Individual therapy allows you the one-on-one time to work with a therapist and address topics related to your diagnosis and recovery. Cognitive-behavioral therapy is the most common form of therapy used for people who have bipolar disorder. In CBT, you’ll learn to identify unhealthy, negative thoughts and behaviors and replace them with positive, healthy thoughts and behaviors. CBT can also help you to learn about triggers for bipolar disorder and tips for stress reduction.
Group therapy can be a valuable as it will allow you to interact with others who may be struggling with similar issues so that you all help each other grow, learn, and heal. You’ll learn more about bipolar disorder, the importance of medication management, as well as process some of the emotions you have surrounding the disorder.
Family therapy is crucial for your recovery as it will allow you to mend fences with those you may have grown estranged from. You’ll work together to identify family dynamics that may have contributed to the development of bipolar disorder and allow your family the chance to express ways in which your bipolar disorder has impacted their lives. Additionally, we’ll connect your family with community resources to assist in their continued recovery.
In addition to standard therapies we use to treat bipolar disorder, we also offer a variety of experiential methods designed to complement our traditional approaches.
Helping a loved one get treatment for bipolar disorder
If your loved one has bipolar disorder, you’re probably well-aware of how the cycles affect him or her. During the frantic manic phase, your loved one is so, so up, waking you up at 3 in the morning to tell you about his or her grand scheme. When your loved one is depressed, you feel helpless as you watch him or her struggle to perform even the simplest of tasks. You fear for your loved one’s safety during a “mixed state” in which he or she is manic and depressed at the same time, which can lead to extremely devastating consequences. You know that it’s time to help your loved one seek inpatient treatment to allow for their recovery, but you may not know how to guide them in that direction. Here are some tips for guiding your loved one into treatment for bipolar disorder:
Get help first: Before you are able to help your loved one, you need to seek support and help for yourself. Find an area support group for families of people with bipolar disorder, check in regularly with a therapist, and find appropriate outlets for your emotions.

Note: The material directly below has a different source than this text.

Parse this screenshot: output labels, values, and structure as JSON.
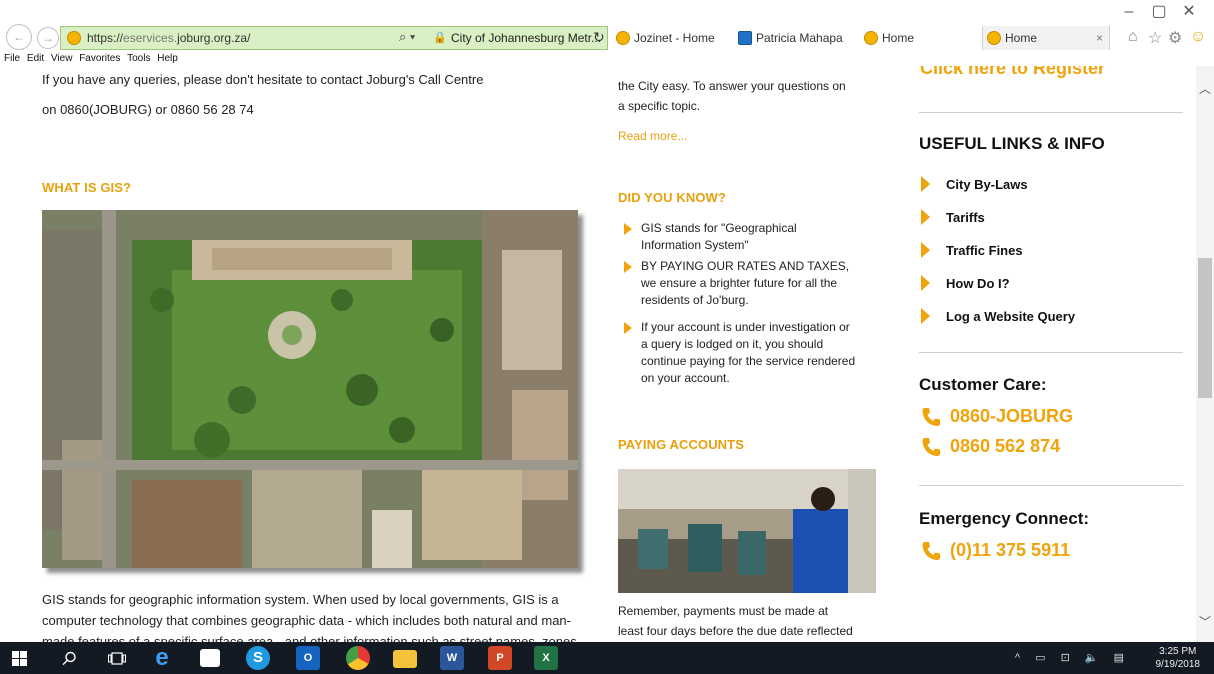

Learn about bipolar disorder: Bipolar disorder is a complex disorder that can lead to a number of serious consequences if left untreated and unmanaged. Bring what you’ve learned to your loved one to explain why you’re concerned. Be persistent but gentle with your loved one, assure them that you will be alongside them every step of the way.